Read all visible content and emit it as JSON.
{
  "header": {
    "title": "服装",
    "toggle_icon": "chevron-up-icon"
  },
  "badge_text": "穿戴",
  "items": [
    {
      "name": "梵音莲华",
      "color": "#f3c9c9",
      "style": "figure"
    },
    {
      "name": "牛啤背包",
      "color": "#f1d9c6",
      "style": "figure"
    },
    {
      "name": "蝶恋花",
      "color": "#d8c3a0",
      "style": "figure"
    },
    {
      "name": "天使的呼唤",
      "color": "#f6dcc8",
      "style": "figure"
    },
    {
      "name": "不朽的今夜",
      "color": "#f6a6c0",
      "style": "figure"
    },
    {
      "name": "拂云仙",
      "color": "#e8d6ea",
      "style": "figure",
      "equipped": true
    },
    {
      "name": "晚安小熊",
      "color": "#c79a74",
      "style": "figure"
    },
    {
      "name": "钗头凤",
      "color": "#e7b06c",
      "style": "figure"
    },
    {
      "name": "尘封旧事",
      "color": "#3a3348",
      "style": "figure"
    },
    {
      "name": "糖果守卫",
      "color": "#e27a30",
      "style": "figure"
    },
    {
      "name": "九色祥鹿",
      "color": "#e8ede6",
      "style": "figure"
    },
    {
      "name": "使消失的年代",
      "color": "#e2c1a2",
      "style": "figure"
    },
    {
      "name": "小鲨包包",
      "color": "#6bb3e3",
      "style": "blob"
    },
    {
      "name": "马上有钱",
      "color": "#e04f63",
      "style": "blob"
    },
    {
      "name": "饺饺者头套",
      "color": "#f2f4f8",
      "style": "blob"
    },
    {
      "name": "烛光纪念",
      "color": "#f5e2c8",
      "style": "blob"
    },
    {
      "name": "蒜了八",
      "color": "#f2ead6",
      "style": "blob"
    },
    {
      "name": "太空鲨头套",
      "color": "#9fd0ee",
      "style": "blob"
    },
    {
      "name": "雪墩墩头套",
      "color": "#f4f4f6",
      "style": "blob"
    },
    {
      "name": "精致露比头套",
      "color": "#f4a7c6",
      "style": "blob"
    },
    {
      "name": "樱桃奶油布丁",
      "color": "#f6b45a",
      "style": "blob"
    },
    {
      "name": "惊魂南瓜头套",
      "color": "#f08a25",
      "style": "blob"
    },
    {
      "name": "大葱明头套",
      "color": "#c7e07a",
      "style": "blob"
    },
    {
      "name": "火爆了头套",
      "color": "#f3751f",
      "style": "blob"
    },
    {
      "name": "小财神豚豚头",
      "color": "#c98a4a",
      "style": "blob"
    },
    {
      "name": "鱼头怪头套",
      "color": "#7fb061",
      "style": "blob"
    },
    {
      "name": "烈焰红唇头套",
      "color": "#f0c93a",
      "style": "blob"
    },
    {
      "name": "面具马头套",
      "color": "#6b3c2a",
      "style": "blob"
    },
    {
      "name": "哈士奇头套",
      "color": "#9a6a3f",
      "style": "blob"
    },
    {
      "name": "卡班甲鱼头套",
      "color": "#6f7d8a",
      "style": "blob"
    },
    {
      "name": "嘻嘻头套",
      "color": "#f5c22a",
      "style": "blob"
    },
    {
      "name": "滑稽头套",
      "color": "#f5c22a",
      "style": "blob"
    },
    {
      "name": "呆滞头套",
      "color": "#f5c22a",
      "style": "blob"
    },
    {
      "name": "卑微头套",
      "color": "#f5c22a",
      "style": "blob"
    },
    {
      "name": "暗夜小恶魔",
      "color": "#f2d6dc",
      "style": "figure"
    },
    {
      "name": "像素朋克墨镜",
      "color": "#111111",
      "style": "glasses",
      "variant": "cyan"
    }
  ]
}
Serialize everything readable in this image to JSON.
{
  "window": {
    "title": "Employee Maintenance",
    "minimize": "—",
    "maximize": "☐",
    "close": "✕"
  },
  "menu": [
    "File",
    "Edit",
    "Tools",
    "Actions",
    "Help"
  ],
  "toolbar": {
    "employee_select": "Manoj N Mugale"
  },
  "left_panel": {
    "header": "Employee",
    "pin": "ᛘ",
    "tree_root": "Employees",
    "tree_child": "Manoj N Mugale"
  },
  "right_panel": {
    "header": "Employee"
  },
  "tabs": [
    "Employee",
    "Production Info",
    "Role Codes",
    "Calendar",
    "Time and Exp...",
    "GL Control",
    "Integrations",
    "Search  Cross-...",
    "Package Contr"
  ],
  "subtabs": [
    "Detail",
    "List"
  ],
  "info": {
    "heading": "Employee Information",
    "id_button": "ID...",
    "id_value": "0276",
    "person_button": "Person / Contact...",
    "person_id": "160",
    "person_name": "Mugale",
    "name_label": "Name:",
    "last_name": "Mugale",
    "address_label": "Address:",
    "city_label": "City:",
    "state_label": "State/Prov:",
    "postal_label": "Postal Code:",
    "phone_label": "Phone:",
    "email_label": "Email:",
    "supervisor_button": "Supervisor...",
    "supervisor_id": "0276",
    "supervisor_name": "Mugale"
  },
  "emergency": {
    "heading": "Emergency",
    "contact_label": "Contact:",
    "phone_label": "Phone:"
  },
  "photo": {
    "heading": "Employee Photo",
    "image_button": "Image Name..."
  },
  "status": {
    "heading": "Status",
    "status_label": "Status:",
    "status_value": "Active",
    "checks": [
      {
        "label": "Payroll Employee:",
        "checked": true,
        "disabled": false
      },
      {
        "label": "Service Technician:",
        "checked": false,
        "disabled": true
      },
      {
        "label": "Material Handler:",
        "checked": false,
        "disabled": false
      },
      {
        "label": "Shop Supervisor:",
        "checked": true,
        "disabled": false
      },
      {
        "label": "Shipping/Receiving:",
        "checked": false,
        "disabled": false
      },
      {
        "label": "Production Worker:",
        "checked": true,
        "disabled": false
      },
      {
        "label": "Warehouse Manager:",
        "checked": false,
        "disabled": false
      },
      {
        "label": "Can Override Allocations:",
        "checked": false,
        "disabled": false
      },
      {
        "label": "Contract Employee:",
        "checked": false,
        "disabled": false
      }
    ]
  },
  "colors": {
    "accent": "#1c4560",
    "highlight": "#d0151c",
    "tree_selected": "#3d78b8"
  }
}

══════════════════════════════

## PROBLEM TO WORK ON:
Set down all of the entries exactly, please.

## ANSWER SECTION:
Read all visible content and emit it as JSON.
{
  "header": {
    "title": "服装",
    "toggle_icon": "chevron-up-icon"
  },
  "badge_text": "穿戴",
  "items": [
    {
      "name": "梵音莲华",
      "color": "#f3c9c9",
      "style": "figure"
    },
    {
      "name": "牛啤背包",
      "color": "#f1d9c6",
      "style": "figure"
    },
    {
      "name": "蝶恋花",
      "color": "#d8c3a0",
      "style": "figure"
    },
    {
      "name": "天使的呼唤",
      "color": "#f6dcc8",
      "style": "figure"
    },
    {
      "name": "不朽的今夜",
      "color": "#f6a6c0",
      "style": "figure"
    },
    {
      "name": "拂云仙",
      "color": "#e8d6ea",
      "style": "figure",
      "equipped": true
    },
    {
      "name": "晚安小熊",
      "color": "#c79a74",
      "style": "figure"
    },
    {
      "name": "钗头凤",
      "color": "#e7b06c",
      "style": "figure"
    },
    {
      "name": "尘封旧事",
      "color": "#3a3348",
      "style": "figure"
    },
    {
      "name": "糖果守卫",
      "color": "#e27a30",
      "style": "figure"
    },
    {
      "name": "九色祥鹿",
      "color": "#e8ede6",
      "style": "figure"
    },
    {
      "name": "使消失的年代",
      "color": "#e2c1a2",
      "style": "figure"
    },
    {
      "name": "小鲨包包",
      "color": "#6bb3e3",
      "style": "blob"
    },
    {
      "name": "马上有钱",
      "color": "#e04f63",
      "style": "blob"
    },
    {
      "name": "饺饺者头套",
      "color": "#f2f4f8",
      "style": "blob"
    },
    {
      "name": "烛光纪念",
      "color": "#f5e2c8",
      "style": "blob"
    },
    {
      "name": "蒜了八",
      "color": "#f2ead6",
      "style": "blob"
    },
    {
      "name": "太空鲨头套",
      "color": "#9fd0ee",
      "style": "blob"
    },
    {
      "name": "雪墩墩头套",
      "color": "#f4f4f6",
      "style": "blob"
    },
    {
      "name": "精致露比头套",
      "color": "#f4a7c6",
      "style": "blob"
    },
    {
      "name": "樱桃奶油布丁",
      "color": "#f6b45a",
      "style": "blob"
    },
    {
      "name": "惊魂南瓜头套",
      "color": "#f08a25",
      "style": "blob"
    },
    {
      "name": "大葱明头套",
      "color": "#c7e07a",
      "style": "blob"
    },
    {
      "name": "火爆了头套",
      "color": "#f3751f",
      "style": "blob"
    },
    {
      "name": "小财神豚豚头",
      "color": "#c98a4a",
      "style": "blob"
    },
    {
      "name": "鱼头怪头套",
      "color": "#7fb061",
      "style": "blob"
    },
    {
      "name": "烈焰红唇头套",
      "color": "#f0c93a",
      "style": "blob"
    },
    {
      "name": "面具马头套",
      "color": "#6b3c2a",
      "style": "blob"
    },
    {
      "name": "哈士奇头套",
      "color": "#9a6a3f",
      "style": "blob"
    },
    {
      "name": "卡班甲鱼头套",
      "color": "#6f7d8a",
      "style": "blob"
    },
    {
      "name": "嘻嘻头套",
      "color": "#f5c22a",
      "style": "blob"
    },
    {
      "name": "滑稽头套",
      "color": "#f5c22a",
      "style": "blob"
    },
    {
      "name": "呆滞头套",
      "color": "#f5c22a",
      "style": "blob"
    },
    {
      "name": "卑微头套",
      "color": "#f5c22a",
      "style": "blob"
    },
    {
      "name": "暗夜小恶魔",
      "color": "#f2d6dc",
      "style": "figure"
    },
    {
      "name": "像素朋克墨镜",
      "color": "#111111",
      "style": "glasses",
      "variant": "cyan"
    }
  ]
}
Serialize everything readable in this image to JSON.
{
  "window": {
    "title": "Employee Maintenance",
    "minimize": "—",
    "maximize": "☐",
    "close": "✕"
  },
  "menu": [
    "File",
    "Edit",
    "Tools",
    "Actions",
    "Help"
  ],
  "toolbar": {
    "employee_select": "Manoj N Mugale"
  },
  "left_panel": {
    "header": "Employee",
    "pin": "ᛘ",
    "tree_root": "Employees",
    "tree_child": "Manoj N Mugale"
  },
  "right_panel": {
    "header": "Employee"
  },
  "tabs": [
    "Employee",
    "Production Info",
    "Role Codes",
    "Calendar",
    "Time and Exp...",
    "GL Control",
    "Integrations",
    "Search  Cross-...",
    "Package Contr"
  ],
  "subtabs": [
    "Detail",
    "List"
  ],
  "info": {
    "heading": "Employee Information",
    "id_button": "ID...",
    "id_value": "0276",
    "person_button": "Person / Contact...",
    "person_id": "160",
    "person_name": "Mugale",
    "name_label": "Name:",
    "last_name": "Mugale",
    "address_label": "Address:",
    "city_label": "City:",
    "state_label": "State/Prov:",
    "postal_label": "Postal Code:",
    "phone_label": "Phone:",
    "email_label": "Email:",
    "supervisor_button": "Supervisor...",
    "supervisor_id": "0276",
    "supervisor_name": "Mugale"
  },
  "emergency": {
    "heading": "Emergency",
    "contact_label": "Contact:",
    "phone_label": "Phone:"
  },
  "photo": {
    "heading": "Employee Photo",
    "image_button": "Image Name..."
  },
  "status": {
    "heading": "Status",
    "status_label": "Status:",
    "status_value": "Active",
    "checks": [
      {
        "label": "Payroll Employee:",
        "checked": true,
        "disabled": false
      },
      {
        "label": "Service Technician:",
        "checked": false,
        "disabled": true
      },
      {
        "label": "Material Handler:",
        "checked": false,
        "disabled": false
      },
      {
        "label": "Shop Supervisor:",
        "checked": true,
        "disabled": false
      },
      {
        "label": "Shipping/Receiving:",
        "checked": false,
        "disabled": false
      },
      {
        "label": "Production Worker:",
        "checked": true,
        "disabled": false
      },
      {
        "label": "Warehouse Manager:",
        "checked": false,
        "disabled": false
      },
      {
        "label": "Can Override Allocations:",
        "checked": false,
        "disabled": false
      },
      {
        "label": "Contract Employee:",
        "checked": false,
        "disabled": false
      }
    ]
  },
  "colors": {
    "accent": "#1c4560",
    "highlight": "#d0151c",
    "tree_selected": "#3d78b8"
  }
}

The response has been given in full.